◆ EXERCISE DETAILS
Gather every line of the entries that includes the word "JSON".

(Stored data entries)
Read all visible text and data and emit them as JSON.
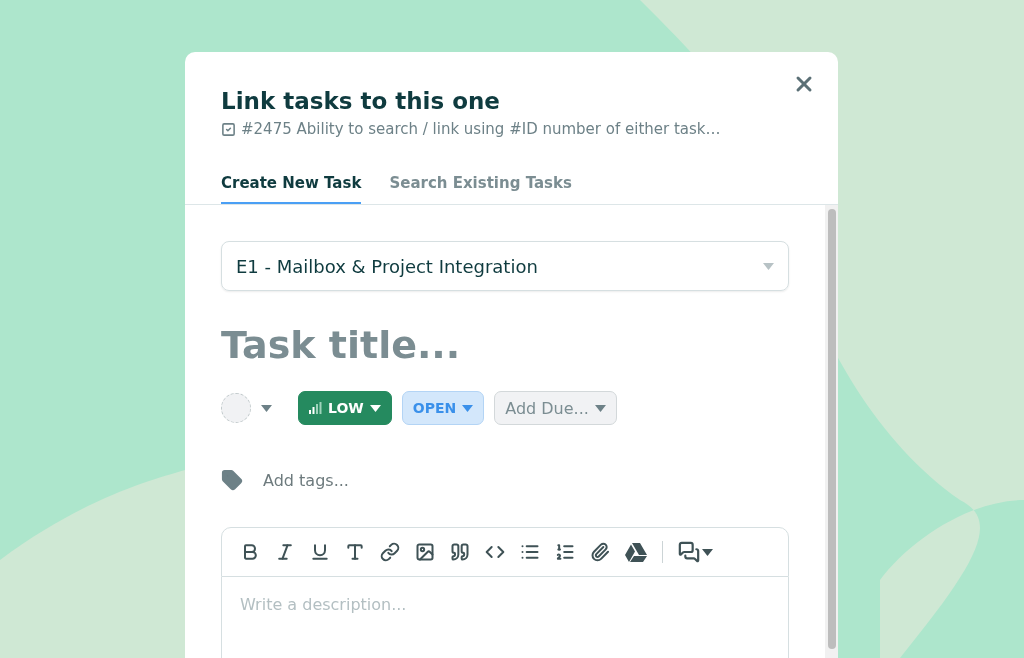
{
  "dialog": {
    "title": "Link tasks to this one",
    "subtitle": "#2475 Ability to search / link using #ID number of either task…"
  },
  "tabs": [
    {
      "label": "Create New Task",
      "selected": true
    },
    {
      "label": "Search Existing Tasks",
      "selected": false
    }
  ],
  "project_select": {
    "value": "E1 - Mailbox & Project Integration"
  },
  "task_title": {
    "placeholder": "Task title..."
  },
  "pills": [
    {
      "kind": "priority",
      "label": "LOW"
    },
    {
      "kind": "status",
      "label": "OPEN"
    },
    {
      "kind": "due",
      "label": "Add Due..."
    }
  ],
  "tags": {
    "placeholder": "Add tags..."
  },
  "description": {
    "placeholder": "Write a description..."
  }
}
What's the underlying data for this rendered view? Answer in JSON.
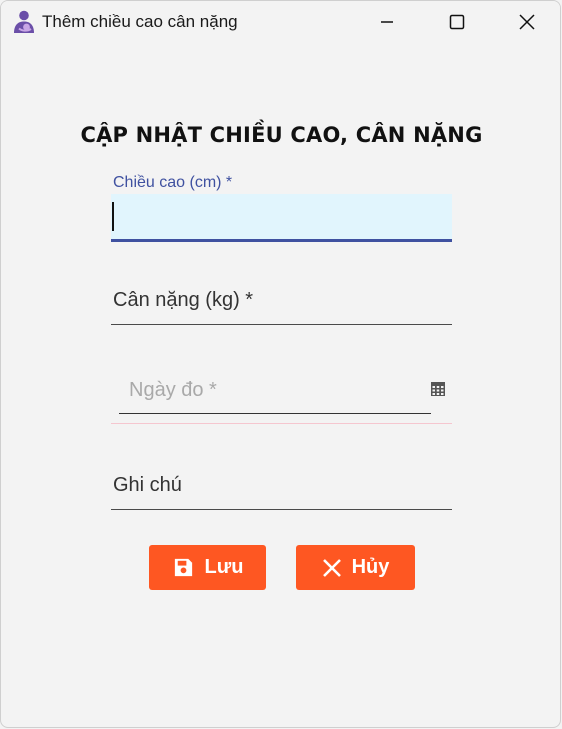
{
  "window": {
    "title": "Thêm chiều cao cân nặng",
    "controls": [
      "minimize",
      "maximize",
      "close"
    ]
  },
  "form": {
    "title": "CẬP NHẬT CHIỀU CAO, CÂN NẶNG",
    "height": {
      "label": "Chiều cao (cm) *",
      "value": ""
    },
    "weight": {
      "label": "Cân nặng (kg) *",
      "value": ""
    },
    "date": {
      "placeholder": "Ngày đo *",
      "icon": "calendar-icon"
    },
    "note": {
      "label": "Ghi chú",
      "value": ""
    }
  },
  "buttons": {
    "save_label": "Lưu",
    "cancel_label": "Hủy",
    "color": "#fe5722"
  },
  "colors": {
    "accent": "#3f51a0",
    "focus_bg": "#e1f5fd",
    "button": "#fe5722"
  }
}
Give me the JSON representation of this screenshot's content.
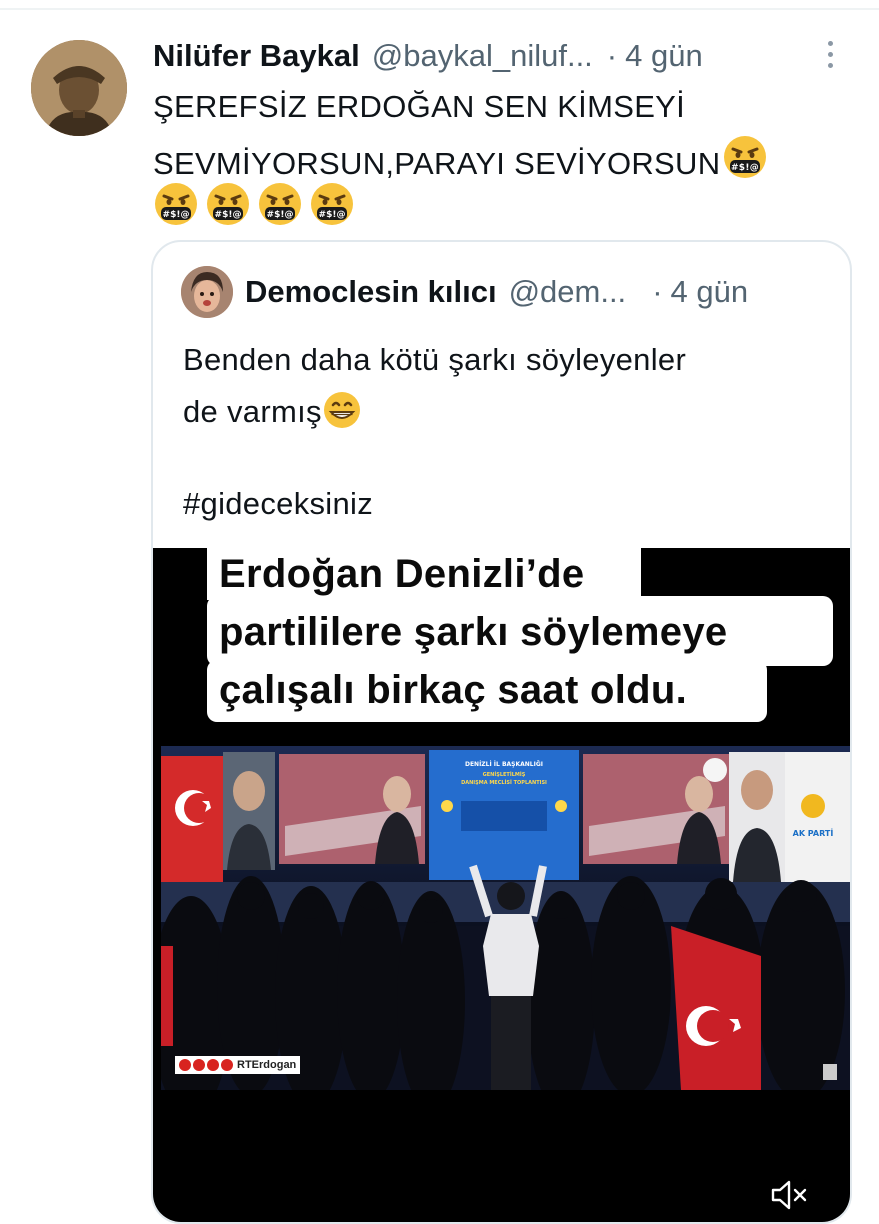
{
  "tweet": {
    "author_name": "Nilüfer Baykal",
    "handle": "@baykal_niluf...",
    "separator": "·",
    "time": "4 gün",
    "text_line1": "ŞEREFSİZ ERDOĞAN SEN KİMSEYİ",
    "text_line2": "SEVMİYORSUN,PARAYI SEVİYORSUN",
    "emoji": "face-with-symbols-on-mouth",
    "emoji_count_row": 4
  },
  "quote": {
    "author_name": "Democlesin kılıcı",
    "handle": "@dem...",
    "separator": "·",
    "time": "4 gün",
    "text_line1": "Benden daha kötü şarkı söyleyenler",
    "text_line2": "de varmış",
    "emoji": "grinning-face",
    "hashtag": "#gideceksiniz"
  },
  "video": {
    "caption_line1": "Erdoğan Denizli’de",
    "caption_line2": "partililere şarkı söylemeye",
    "caption_line3": "çalışalı birkaç saat oldu.",
    "watermark": "RTErdogan",
    "banner_text": "DENİZLİ İL BAŞKANLIĞI GENİŞLETİLMİŞ DANIŞMA MECLİSİ TOPLANTISI",
    "party_logo_text": "AK PARTİ",
    "mute_icon": "volume-muted-icon"
  },
  "colors": {
    "text": "#0f1419",
    "secondary": "#536471",
    "border": "#e1e8ed"
  }
}
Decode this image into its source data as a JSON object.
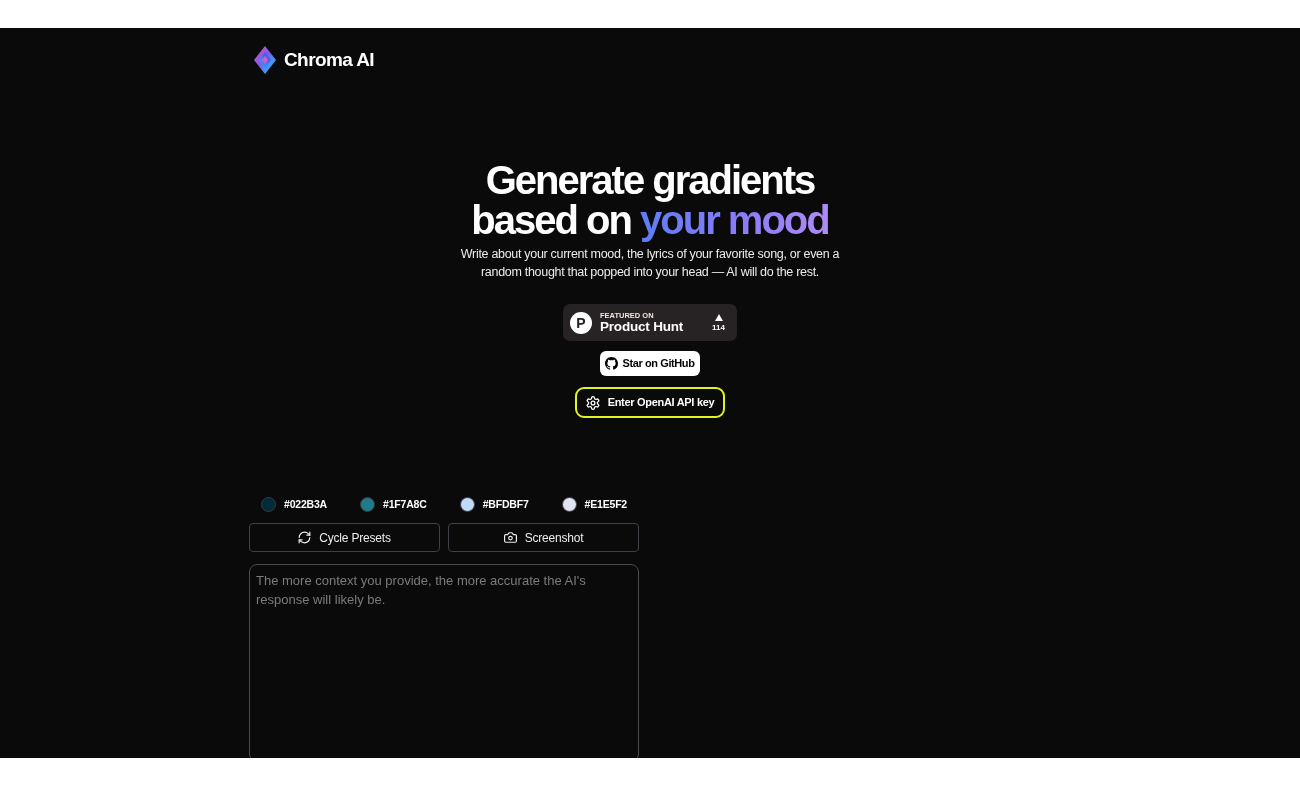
{
  "brand": {
    "name": "Chroma AI"
  },
  "hero": {
    "heading": [
      {
        "text": "Generate gradients based on",
        "kind": "plain"
      },
      {
        "text": "your mood",
        "kind": "accent"
      }
    ],
    "subtitle": "Write about your current mood, the lyrics of your favorite song, or even a random thought that popped into your head — AI will do the rest."
  },
  "product_hunt_badge": {
    "logo_letter": "P",
    "eyebrow": "FEATURED ON",
    "name": "Product Hunt",
    "votes": "114"
  },
  "github_button": {
    "label": "Star on GitHub"
  },
  "api_key_button": {
    "label": "Enter OpenAI API key"
  },
  "palette": [
    {
      "label": "#022B3A",
      "color": "#022b3a"
    },
    {
      "label": "#1F7A8C",
      "color": "#1f7a8c"
    },
    {
      "label": "#BFDBF7",
      "color": "#bfdbf7"
    },
    {
      "label": "#E1E5F2",
      "color": "#e1e5f2"
    }
  ],
  "actions": [
    {
      "label": "Cycle Presets",
      "kind": "cycle"
    },
    {
      "label": "Screenshot",
      "kind": "screenshot"
    }
  ],
  "prompt": {
    "placeholder": "The more context you provide, the more accurate the AI's response will likely be."
  }
}
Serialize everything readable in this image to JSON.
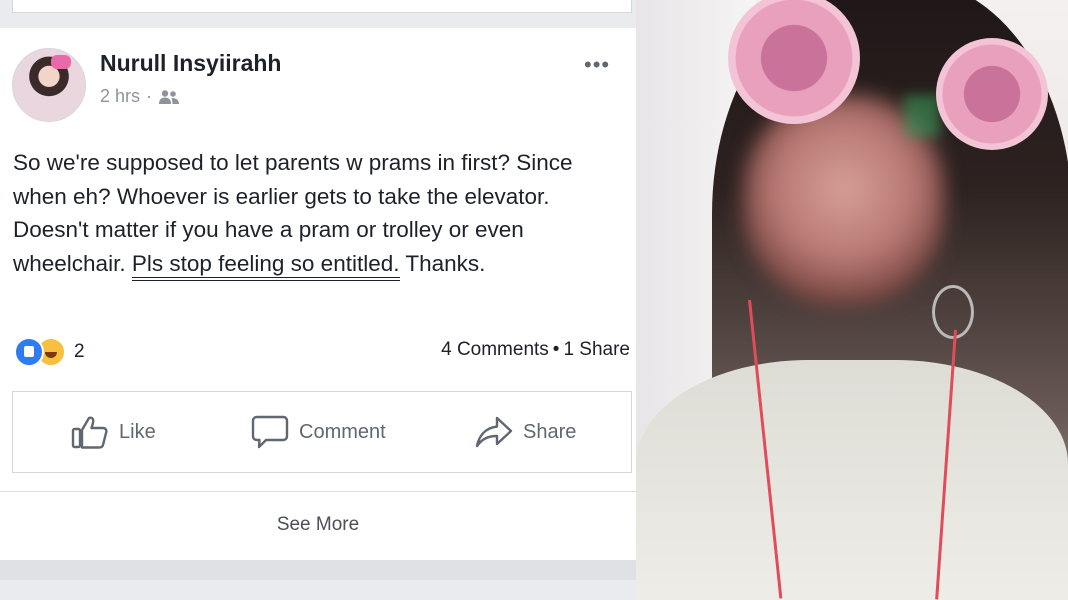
{
  "post": {
    "author": "Nurull Insyiirahh",
    "time": "2 hrs",
    "separator": "·",
    "text_intro": "So we're supposed to let parents w prams in first? Since when eh? Whoever is earlier gets to take the elevator. Doesn't matter if you have a pram or trolley or even wheelchair. ",
    "text_highlight": "Pls stop feeling so entitled.",
    "text_outro": " Thanks.",
    "more_label": "•••"
  },
  "reactions": {
    "count": "2",
    "comments": "4 Comments",
    "dot": "•",
    "shares": "1 Share"
  },
  "actions": {
    "like": "Like",
    "comment": "Comment",
    "share": "Share"
  },
  "footer": {
    "see_more": "See More"
  },
  "colors": {
    "like_blue": "#2e7bf5",
    "haha_yellow": "#f7c03e",
    "text_dark": "#1d2129",
    "muted": "#8d949e"
  }
}
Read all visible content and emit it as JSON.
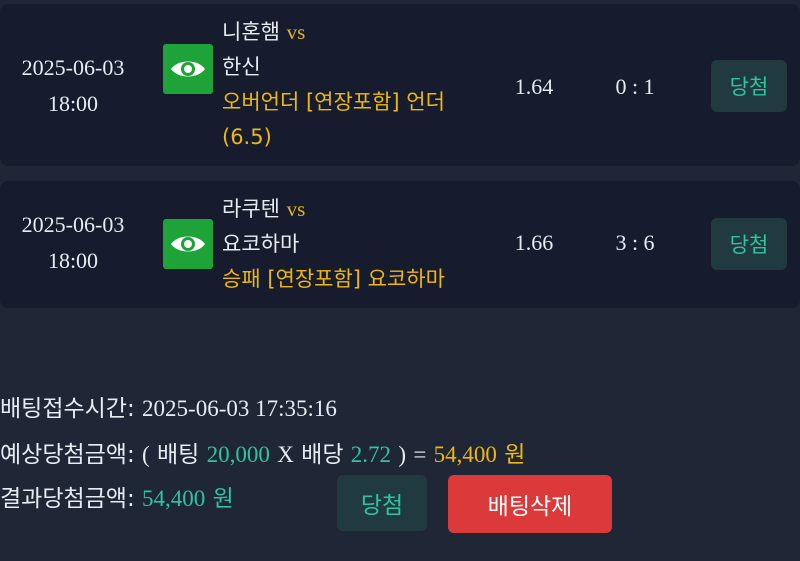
{
  "bets": [
    {
      "date": "2025-06-03",
      "time": "18:00",
      "home_team": "니혼햄",
      "vs": "vs",
      "away_team": "한신",
      "pick_line1": "오버언더 [연장포함] 언더",
      "pick_line2": "(6.5)",
      "odds": "1.64",
      "score": "0 : 1",
      "status": "당첨"
    },
    {
      "date": "2025-06-03",
      "time": "18:00",
      "home_team": "라쿠텐",
      "vs": "vs",
      "away_team": "요코하마",
      "pick_line1": "승패 [연장포함] 요코하마",
      "pick_line2": "",
      "odds": "1.66",
      "score": "3 : 6",
      "status": "당첨"
    }
  ],
  "summary": {
    "bet_time_label": "배팅접수시간:",
    "bet_time_value": "2025-06-03 17:35:16",
    "expected_label": "예상당첨금액:",
    "open_paren": "(",
    "stake_label": "배팅",
    "stake_value": "20,000",
    "times_sign": "X",
    "odds_label": "배당",
    "total_odds": "2.72",
    "close_paren": ")",
    "equals_sign": "=",
    "expected_amount": "54,400",
    "currency": "원",
    "result_label": "결과당첨금액:",
    "result_amount": "54,400",
    "result_currency": "원"
  },
  "actions": {
    "result_status": "당첨",
    "delete_label": "배팅삭제"
  },
  "colors": {
    "background": "#1f2636",
    "card": "#161c2d",
    "accent_green": "#2ec4a0",
    "accent_yellow": "#efb711",
    "eye_button": "#1ea338",
    "delete_button": "#dc3a3a"
  },
  "icons": {
    "detail": "eye-icon"
  }
}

◆ RESPONSE
Read all visible text and data and emit them as JSON.
What's the underlying data for this rendered view? Answer in JSON.
Give me the JSON representation of this screenshot's content.
Decode this image into its source data as a JSON object.
Serialize everything readable in this image to JSON.
Read all visible content and emit it as JSON.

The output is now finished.